[Web page and app entries]

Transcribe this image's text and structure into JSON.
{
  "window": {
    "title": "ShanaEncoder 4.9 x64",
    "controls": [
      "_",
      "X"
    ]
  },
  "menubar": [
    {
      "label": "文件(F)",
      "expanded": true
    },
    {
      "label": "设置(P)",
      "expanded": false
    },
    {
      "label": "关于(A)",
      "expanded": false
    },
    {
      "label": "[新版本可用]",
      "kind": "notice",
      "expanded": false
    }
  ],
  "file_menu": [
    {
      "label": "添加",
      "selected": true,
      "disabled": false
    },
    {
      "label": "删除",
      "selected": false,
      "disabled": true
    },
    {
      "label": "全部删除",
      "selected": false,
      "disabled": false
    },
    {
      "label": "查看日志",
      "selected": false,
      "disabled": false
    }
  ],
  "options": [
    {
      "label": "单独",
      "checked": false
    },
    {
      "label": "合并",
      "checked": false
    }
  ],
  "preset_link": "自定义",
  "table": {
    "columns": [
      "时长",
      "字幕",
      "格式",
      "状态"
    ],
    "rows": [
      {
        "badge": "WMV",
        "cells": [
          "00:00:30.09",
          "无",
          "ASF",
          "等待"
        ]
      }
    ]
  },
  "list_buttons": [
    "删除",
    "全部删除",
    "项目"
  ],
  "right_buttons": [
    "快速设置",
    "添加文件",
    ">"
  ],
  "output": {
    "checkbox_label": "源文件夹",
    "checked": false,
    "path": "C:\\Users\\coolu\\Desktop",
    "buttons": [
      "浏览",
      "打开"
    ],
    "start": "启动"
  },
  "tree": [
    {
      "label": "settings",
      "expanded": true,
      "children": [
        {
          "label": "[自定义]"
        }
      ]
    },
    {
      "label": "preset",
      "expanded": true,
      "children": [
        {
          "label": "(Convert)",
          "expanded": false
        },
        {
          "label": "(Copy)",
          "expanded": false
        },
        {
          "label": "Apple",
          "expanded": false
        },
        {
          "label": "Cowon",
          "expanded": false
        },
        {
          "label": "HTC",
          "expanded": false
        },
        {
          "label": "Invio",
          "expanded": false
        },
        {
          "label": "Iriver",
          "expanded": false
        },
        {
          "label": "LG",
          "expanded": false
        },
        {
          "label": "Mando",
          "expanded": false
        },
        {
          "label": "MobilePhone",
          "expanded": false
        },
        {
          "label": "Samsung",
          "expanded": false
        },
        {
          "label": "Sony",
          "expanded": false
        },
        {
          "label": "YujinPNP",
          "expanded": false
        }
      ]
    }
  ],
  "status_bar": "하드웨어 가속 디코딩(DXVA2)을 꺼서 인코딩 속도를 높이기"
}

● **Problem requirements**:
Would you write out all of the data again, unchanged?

● **Written solution**:
Transcribe this image's text and structure into JSON.
{
  "window": {
    "title": "ShanaEncoder 4.9 x64",
    "controls": [
      "_",
      "X"
    ]
  },
  "menubar": [
    {
      "label": "文件(F)",
      "expanded": true
    },
    {
      "label": "设置(P)",
      "expanded": false
    },
    {
      "label": "关于(A)",
      "expanded": false
    },
    {
      "label": "[新版本可用]",
      "kind": "notice",
      "expanded": false
    }
  ],
  "file_menu": [
    {
      "label": "添加",
      "selected": true,
      "disabled": false
    },
    {
      "label": "删除",
      "selected": false,
      "disabled": true
    },
    {
      "label": "全部删除",
      "selected": false,
      "disabled": false
    },
    {
      "label": "查看日志",
      "selected": false,
      "disabled": false
    }
  ],
  "options": [
    {
      "label": "单独",
      "checked": false
    },
    {
      "label": "合并",
      "checked": false
    }
  ],
  "preset_link": "自定义",
  "table": {
    "columns": [
      "时长",
      "字幕",
      "格式",
      "状态"
    ],
    "rows": [
      {
        "badge": "WMV",
        "cells": [
          "00:00:30.09",
          "无",
          "ASF",
          "等待"
        ]
      }
    ]
  },
  "list_buttons": [
    "删除",
    "全部删除",
    "项目"
  ],
  "right_buttons": [
    "快速设置",
    "添加文件",
    ">"
  ],
  "output": {
    "checkbox_label": "源文件夹",
    "checked": false,
    "path": "C:\\Users\\coolu\\Desktop",
    "buttons": [
      "浏览",
      "打开"
    ],
    "start": "启动"
  },
  "tree": [
    {
      "label": "settings",
      "expanded": true,
      "children": [
        {
          "label": "[自定义]"
        }
      ]
    },
    {
      "label": "preset",
      "expanded": true,
      "children": [
        {
          "label": "(Convert)",
          "expanded": false
        },
        {
          "label": "(Copy)",
          "expanded": false
        },
        {
          "label": "Apple",
          "expanded": false
        },
        {
          "label": "Cowon",
          "expanded": false
        },
        {
          "label": "HTC",
          "expanded": false
        },
        {
          "label": "Invio",
          "expanded": false
        },
        {
          "label": "Iriver",
          "expanded": false
        },
        {
          "label": "LG",
          "expanded": false
        },
        {
          "label": "Mando",
          "expanded": false
        },
        {
          "label": "MobilePhone",
          "expanded": false
        },
        {
          "label": "Samsung",
          "expanded": false
        },
        {
          "label": "Sony",
          "expanded": false
        },
        {
          "label": "YujinPNP",
          "expanded": false
        }
      ]
    }
  ],
  "status_bar": "하드웨어 가속 디코딩(DXVA2)을 꺼서 인코딩 속도를 높이기"
}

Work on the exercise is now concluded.